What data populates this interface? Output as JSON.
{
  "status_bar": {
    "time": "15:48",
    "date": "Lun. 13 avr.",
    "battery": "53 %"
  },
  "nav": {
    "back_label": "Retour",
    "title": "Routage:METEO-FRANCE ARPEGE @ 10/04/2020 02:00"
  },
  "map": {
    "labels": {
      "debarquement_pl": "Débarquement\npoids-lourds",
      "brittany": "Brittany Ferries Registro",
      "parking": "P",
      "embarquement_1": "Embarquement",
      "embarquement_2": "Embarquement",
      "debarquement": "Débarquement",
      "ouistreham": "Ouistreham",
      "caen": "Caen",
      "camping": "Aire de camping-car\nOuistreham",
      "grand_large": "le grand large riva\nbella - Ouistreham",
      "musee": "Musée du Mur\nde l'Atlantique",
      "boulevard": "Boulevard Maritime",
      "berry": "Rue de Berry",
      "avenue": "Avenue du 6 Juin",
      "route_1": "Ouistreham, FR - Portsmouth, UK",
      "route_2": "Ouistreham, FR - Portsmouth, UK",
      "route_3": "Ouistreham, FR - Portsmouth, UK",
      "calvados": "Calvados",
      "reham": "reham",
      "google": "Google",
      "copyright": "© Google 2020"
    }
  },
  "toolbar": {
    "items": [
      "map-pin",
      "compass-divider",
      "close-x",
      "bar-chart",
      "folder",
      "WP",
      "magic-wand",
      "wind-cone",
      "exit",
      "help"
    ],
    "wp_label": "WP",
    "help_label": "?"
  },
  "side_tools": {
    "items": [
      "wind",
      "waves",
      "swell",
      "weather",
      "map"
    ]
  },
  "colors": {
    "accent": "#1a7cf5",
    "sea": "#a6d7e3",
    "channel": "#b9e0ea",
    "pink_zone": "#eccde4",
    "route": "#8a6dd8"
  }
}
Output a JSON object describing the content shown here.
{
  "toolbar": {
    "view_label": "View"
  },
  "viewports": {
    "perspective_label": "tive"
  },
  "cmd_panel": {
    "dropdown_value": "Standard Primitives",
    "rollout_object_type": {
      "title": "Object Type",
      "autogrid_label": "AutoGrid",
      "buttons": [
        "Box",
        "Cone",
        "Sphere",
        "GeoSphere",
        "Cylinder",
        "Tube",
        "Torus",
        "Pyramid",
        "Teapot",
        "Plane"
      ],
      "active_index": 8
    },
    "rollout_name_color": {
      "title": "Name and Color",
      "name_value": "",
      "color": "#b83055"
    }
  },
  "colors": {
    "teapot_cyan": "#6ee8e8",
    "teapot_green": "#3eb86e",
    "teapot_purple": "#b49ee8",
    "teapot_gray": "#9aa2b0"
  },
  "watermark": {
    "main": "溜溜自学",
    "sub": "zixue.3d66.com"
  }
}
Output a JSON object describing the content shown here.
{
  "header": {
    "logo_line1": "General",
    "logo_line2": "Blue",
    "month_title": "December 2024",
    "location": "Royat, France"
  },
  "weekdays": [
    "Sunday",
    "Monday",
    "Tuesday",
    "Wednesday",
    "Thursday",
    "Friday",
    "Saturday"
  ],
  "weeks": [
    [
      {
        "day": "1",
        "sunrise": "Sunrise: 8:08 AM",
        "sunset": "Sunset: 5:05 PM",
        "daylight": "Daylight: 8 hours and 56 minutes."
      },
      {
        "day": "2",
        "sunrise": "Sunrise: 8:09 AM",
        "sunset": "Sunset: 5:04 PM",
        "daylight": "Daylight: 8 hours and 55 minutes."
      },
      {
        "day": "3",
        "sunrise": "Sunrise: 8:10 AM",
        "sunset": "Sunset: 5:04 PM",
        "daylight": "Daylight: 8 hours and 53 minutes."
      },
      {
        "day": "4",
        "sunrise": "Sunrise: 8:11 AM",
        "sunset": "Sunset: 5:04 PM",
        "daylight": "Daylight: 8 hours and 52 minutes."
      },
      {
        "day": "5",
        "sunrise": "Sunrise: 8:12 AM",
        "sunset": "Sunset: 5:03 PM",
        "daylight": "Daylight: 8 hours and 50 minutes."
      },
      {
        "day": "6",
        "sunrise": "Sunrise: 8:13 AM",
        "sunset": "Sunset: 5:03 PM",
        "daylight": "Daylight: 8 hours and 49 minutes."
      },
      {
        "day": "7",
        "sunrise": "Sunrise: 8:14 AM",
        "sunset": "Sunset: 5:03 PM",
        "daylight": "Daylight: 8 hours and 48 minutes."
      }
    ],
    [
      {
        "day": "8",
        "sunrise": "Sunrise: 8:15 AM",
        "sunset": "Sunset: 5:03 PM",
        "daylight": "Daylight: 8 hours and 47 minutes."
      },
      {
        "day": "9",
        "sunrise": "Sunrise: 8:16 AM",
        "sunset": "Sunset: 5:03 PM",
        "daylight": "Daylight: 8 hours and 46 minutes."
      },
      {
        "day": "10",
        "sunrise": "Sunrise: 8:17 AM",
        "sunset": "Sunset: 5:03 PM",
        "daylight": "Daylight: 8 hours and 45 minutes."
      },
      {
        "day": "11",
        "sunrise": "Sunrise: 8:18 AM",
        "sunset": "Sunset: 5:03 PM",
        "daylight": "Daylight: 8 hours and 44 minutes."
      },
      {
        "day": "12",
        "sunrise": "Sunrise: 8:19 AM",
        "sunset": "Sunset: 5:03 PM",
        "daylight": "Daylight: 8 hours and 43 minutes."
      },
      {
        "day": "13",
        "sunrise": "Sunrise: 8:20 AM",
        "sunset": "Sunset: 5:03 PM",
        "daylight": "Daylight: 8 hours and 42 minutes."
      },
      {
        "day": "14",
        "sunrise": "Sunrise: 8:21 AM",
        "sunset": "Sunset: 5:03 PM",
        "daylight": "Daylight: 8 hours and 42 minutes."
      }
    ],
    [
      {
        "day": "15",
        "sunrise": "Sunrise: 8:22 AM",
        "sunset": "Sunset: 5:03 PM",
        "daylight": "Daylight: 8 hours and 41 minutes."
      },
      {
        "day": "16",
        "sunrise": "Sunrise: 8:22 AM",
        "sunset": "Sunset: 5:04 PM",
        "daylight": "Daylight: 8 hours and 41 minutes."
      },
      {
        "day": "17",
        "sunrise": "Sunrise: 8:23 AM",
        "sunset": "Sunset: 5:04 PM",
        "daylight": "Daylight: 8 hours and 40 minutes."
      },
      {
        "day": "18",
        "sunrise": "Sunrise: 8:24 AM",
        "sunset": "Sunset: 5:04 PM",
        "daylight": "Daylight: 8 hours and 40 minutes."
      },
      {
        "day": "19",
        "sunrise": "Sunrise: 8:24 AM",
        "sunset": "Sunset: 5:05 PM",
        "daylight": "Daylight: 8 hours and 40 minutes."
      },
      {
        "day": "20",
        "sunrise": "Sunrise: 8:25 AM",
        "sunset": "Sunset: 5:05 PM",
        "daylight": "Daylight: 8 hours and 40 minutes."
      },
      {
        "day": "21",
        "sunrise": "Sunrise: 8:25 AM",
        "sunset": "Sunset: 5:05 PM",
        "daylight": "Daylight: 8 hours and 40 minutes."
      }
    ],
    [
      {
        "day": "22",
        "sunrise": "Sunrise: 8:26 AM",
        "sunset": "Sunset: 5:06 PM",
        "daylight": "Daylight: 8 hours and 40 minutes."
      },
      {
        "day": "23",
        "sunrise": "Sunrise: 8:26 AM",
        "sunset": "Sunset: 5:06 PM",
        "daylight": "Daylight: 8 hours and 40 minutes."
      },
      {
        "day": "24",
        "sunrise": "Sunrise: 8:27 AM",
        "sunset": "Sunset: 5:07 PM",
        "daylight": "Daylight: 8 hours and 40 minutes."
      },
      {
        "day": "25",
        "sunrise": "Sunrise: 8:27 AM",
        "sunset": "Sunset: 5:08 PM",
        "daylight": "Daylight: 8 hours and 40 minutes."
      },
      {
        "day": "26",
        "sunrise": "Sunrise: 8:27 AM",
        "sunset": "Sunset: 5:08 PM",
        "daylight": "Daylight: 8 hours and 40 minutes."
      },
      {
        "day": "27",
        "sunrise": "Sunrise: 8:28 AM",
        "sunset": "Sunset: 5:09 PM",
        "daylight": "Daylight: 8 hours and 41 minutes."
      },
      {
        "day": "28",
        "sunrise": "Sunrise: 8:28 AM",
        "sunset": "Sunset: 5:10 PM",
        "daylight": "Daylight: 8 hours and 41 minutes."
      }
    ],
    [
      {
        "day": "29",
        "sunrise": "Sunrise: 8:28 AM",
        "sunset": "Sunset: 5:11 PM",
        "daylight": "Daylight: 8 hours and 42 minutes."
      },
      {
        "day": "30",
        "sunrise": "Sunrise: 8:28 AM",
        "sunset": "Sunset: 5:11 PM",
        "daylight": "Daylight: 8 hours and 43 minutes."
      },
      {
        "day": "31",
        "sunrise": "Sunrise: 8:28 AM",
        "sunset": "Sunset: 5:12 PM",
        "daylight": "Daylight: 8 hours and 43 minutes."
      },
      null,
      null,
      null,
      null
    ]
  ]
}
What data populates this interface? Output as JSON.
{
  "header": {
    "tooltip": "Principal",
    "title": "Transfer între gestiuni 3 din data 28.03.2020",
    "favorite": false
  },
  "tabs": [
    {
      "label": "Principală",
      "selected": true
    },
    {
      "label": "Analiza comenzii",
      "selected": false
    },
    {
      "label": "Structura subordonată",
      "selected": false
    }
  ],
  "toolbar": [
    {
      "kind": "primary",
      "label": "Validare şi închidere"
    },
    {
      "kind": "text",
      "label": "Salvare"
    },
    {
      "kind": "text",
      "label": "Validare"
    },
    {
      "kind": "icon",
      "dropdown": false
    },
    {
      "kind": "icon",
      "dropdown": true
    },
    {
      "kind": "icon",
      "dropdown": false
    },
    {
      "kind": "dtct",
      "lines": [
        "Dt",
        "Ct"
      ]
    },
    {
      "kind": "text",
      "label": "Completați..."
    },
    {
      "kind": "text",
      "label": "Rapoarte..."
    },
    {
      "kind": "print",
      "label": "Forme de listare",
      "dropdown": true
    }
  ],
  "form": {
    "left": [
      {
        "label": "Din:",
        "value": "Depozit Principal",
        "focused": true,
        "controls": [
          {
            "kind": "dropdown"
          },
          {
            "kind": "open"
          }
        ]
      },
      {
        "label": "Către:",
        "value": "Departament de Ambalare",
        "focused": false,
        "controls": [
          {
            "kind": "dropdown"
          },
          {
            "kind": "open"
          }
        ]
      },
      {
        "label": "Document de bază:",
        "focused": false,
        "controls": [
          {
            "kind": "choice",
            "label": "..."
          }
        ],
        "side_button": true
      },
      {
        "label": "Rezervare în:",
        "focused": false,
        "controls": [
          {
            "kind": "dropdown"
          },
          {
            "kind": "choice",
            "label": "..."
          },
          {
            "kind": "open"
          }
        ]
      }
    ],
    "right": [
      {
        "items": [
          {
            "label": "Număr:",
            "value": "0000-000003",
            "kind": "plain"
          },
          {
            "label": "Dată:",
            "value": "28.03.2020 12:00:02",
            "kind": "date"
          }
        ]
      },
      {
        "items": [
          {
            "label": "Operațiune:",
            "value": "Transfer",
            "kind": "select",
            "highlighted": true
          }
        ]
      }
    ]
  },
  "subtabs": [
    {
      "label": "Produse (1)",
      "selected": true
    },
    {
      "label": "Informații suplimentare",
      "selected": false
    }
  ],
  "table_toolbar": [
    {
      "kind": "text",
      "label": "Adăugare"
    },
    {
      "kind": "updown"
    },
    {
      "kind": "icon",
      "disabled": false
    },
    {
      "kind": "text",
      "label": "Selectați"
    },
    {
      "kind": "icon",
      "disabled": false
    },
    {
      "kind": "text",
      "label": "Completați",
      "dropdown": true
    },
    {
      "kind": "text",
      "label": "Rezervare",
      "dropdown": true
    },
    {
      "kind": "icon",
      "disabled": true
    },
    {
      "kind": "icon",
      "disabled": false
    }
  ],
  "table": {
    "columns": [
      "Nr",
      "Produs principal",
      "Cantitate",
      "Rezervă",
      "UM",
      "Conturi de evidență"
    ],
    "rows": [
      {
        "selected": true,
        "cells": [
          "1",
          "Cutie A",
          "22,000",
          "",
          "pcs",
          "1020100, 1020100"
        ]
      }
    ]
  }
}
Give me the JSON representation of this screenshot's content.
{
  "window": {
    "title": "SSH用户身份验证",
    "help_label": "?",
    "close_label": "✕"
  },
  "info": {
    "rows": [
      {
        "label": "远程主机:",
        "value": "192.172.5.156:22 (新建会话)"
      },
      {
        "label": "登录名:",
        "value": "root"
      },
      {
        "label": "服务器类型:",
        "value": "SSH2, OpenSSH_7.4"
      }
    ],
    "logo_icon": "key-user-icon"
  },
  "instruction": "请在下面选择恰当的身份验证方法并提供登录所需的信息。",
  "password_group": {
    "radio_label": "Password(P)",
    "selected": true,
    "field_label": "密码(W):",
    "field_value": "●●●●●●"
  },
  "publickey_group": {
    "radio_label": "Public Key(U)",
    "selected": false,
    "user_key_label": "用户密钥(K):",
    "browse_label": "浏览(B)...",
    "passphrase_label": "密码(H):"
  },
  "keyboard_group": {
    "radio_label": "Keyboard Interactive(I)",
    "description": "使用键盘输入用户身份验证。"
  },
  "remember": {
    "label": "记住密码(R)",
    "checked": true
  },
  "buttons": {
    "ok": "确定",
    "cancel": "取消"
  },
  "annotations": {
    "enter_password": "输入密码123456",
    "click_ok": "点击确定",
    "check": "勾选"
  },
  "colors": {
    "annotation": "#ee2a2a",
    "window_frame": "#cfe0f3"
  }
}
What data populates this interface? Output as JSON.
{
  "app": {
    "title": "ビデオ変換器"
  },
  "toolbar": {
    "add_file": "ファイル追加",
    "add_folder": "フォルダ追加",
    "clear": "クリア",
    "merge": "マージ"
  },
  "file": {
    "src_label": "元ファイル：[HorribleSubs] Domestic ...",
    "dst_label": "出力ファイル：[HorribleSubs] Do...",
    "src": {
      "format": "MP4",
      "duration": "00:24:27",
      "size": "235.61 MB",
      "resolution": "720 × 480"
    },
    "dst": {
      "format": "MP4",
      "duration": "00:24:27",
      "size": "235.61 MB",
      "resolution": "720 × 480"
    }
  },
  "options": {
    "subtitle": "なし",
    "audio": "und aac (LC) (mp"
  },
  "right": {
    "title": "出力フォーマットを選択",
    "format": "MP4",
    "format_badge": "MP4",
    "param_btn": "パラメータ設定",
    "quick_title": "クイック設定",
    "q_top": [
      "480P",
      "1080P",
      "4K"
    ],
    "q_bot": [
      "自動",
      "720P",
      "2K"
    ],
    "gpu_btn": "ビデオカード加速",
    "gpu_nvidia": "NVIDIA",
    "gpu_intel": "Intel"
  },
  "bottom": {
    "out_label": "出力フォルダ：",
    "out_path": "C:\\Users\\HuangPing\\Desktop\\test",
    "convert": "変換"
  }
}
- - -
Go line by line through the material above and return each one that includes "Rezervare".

**RESPONSE FOR THIS EXERCISE**
        "label": "Rezervare în:",
      "label": "Rezervare",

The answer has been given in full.